Task requirements
Only one number is expected here, namely how many lines of the entries below hold the string "MAXEVALS".

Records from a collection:
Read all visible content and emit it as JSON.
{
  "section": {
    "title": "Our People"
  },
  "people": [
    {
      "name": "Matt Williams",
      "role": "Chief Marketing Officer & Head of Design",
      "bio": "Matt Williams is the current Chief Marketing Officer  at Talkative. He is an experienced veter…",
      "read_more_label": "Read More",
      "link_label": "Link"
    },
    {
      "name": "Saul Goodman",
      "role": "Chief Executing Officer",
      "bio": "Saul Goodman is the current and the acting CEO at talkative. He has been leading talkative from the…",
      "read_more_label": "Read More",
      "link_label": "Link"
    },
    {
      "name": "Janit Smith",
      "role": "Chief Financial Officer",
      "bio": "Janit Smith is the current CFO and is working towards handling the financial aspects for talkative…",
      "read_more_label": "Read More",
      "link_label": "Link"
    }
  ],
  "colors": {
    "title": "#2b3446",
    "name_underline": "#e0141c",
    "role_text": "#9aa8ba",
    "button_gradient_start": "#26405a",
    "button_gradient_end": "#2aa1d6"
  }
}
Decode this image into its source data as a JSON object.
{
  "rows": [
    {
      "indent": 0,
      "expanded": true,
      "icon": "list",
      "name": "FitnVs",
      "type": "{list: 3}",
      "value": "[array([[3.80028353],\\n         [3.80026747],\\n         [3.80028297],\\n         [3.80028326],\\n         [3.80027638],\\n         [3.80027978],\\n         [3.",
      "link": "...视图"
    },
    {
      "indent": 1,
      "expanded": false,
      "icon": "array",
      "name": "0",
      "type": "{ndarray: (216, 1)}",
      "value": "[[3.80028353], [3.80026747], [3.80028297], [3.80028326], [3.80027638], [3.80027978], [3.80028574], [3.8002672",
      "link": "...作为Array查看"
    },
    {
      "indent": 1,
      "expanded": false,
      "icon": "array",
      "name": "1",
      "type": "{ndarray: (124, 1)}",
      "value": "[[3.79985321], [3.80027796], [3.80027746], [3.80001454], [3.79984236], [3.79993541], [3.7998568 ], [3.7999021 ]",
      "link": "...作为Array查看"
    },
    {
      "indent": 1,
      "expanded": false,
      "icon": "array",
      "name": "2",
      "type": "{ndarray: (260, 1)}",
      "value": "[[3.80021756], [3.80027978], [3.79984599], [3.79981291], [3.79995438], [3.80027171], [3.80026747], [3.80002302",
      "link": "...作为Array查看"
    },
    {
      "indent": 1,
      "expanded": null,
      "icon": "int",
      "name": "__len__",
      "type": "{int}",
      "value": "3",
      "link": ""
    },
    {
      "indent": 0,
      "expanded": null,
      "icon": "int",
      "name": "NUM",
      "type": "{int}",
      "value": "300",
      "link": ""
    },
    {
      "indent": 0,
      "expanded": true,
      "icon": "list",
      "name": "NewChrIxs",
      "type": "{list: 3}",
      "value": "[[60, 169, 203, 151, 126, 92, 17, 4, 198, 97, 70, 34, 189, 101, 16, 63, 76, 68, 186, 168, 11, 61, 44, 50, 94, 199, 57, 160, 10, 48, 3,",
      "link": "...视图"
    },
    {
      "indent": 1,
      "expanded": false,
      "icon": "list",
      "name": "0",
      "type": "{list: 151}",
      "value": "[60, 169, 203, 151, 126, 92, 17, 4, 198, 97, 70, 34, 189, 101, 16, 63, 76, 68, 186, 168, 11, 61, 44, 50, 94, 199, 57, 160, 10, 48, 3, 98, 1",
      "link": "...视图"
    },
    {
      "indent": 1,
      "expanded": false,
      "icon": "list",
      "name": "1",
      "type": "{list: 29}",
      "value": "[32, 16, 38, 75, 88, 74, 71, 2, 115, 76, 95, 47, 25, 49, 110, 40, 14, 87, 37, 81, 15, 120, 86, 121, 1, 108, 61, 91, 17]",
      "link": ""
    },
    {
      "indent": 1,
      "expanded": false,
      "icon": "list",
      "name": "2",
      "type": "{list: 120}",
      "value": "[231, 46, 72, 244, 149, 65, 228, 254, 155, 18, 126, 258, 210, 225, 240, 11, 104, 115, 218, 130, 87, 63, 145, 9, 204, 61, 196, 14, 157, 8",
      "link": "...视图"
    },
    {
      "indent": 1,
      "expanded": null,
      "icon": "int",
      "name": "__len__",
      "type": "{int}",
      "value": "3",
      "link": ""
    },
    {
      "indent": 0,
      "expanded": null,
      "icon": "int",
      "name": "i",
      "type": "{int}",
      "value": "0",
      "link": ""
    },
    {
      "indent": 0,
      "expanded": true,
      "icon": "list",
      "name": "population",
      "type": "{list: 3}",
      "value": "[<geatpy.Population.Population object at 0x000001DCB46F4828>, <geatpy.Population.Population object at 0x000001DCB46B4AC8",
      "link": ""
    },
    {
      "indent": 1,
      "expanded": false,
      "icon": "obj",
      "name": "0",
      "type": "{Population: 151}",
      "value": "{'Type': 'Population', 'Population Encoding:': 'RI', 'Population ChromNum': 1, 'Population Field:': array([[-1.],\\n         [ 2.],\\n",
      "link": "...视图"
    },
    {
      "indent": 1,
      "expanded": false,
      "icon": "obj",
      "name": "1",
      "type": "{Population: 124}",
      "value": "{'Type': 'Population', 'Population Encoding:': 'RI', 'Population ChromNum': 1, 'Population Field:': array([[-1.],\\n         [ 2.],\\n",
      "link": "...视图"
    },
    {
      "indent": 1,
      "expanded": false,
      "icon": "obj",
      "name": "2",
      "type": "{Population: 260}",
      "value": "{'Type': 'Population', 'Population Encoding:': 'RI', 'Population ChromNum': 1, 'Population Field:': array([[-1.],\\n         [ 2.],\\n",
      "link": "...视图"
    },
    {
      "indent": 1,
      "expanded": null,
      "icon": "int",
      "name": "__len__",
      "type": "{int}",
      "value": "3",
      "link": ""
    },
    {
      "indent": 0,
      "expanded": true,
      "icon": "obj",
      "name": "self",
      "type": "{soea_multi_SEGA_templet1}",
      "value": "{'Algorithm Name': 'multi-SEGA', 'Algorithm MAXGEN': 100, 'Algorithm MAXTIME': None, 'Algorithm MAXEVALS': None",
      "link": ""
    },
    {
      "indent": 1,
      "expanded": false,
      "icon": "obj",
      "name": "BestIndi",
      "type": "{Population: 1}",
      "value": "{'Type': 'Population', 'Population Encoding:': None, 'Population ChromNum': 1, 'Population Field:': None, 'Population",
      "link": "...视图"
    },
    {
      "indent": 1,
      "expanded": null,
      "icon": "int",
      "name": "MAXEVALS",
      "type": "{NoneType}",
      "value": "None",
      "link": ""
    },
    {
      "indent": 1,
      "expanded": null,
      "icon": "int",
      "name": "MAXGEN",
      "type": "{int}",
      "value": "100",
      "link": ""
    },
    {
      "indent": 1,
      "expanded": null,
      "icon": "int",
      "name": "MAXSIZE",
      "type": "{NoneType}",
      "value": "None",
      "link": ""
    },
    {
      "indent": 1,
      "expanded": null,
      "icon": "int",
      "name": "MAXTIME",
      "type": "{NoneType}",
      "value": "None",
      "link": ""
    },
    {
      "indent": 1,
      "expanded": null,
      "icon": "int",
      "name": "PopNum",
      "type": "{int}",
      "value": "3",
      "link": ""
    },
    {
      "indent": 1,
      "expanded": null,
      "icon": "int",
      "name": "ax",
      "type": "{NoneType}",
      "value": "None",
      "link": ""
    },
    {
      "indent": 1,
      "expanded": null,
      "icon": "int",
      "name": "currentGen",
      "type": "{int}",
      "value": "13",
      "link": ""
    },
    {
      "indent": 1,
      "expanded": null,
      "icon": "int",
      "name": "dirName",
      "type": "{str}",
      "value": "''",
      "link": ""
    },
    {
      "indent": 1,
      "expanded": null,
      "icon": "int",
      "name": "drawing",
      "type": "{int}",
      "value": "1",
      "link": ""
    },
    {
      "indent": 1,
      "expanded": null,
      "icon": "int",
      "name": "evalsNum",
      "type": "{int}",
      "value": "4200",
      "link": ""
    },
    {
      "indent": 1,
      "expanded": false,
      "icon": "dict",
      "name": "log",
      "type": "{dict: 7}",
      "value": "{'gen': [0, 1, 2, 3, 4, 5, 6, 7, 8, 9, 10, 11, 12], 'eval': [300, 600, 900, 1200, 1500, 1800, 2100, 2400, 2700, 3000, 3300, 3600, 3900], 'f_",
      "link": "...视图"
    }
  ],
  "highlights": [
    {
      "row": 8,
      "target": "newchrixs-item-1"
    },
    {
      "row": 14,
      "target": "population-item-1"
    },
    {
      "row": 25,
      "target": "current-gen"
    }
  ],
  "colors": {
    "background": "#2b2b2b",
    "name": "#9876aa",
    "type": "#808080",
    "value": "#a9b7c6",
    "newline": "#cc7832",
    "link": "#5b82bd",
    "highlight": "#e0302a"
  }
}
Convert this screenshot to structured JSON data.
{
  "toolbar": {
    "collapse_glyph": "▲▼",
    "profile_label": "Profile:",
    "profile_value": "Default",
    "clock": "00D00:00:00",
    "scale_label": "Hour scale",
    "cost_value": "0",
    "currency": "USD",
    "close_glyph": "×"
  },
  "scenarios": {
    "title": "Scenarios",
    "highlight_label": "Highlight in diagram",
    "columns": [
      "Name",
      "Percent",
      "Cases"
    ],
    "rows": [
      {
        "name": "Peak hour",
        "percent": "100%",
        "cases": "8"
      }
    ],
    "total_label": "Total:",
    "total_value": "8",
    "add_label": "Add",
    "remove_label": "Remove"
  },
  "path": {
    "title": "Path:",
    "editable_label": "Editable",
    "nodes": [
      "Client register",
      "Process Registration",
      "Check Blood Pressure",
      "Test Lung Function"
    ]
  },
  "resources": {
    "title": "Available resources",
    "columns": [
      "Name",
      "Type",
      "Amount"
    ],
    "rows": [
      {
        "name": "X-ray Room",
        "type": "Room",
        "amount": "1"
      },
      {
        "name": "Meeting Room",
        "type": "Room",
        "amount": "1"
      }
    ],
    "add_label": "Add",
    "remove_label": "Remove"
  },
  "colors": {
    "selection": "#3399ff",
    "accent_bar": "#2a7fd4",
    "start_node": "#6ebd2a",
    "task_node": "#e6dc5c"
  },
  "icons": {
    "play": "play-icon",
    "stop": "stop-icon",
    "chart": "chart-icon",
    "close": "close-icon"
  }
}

Expected answer
2